Exercise requirements
Set down the listing again, word for word.

--- Data in this exercise Enclosed Below ---

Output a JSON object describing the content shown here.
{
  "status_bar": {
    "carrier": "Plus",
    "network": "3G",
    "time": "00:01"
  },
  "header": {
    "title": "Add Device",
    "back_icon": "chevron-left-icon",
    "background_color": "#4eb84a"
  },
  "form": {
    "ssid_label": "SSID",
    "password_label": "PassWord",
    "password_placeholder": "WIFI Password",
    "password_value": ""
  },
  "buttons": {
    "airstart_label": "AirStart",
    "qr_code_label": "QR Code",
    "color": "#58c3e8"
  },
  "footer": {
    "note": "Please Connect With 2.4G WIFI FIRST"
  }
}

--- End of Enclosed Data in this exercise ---

Answer area
Output a JSON object describing the content shown here.
{
  "status_bar": {
    "carrier": "Plus",
    "network": "3G",
    "time": "00:01"
  },
  "header": {
    "title": "Add Device",
    "back_icon": "chevron-left-icon",
    "background_color": "#4eb84a"
  },
  "form": {
    "ssid_label": "SSID",
    "password_label": "PassWord",
    "password_placeholder": "WIFI Password",
    "password_value": ""
  },
  "buttons": {
    "airstart_label": "AirStart",
    "qr_code_label": "QR Code",
    "color": "#58c3e8"
  },
  "footer": {
    "note": "Please Connect With 2.4G WIFI FIRST"
  }
}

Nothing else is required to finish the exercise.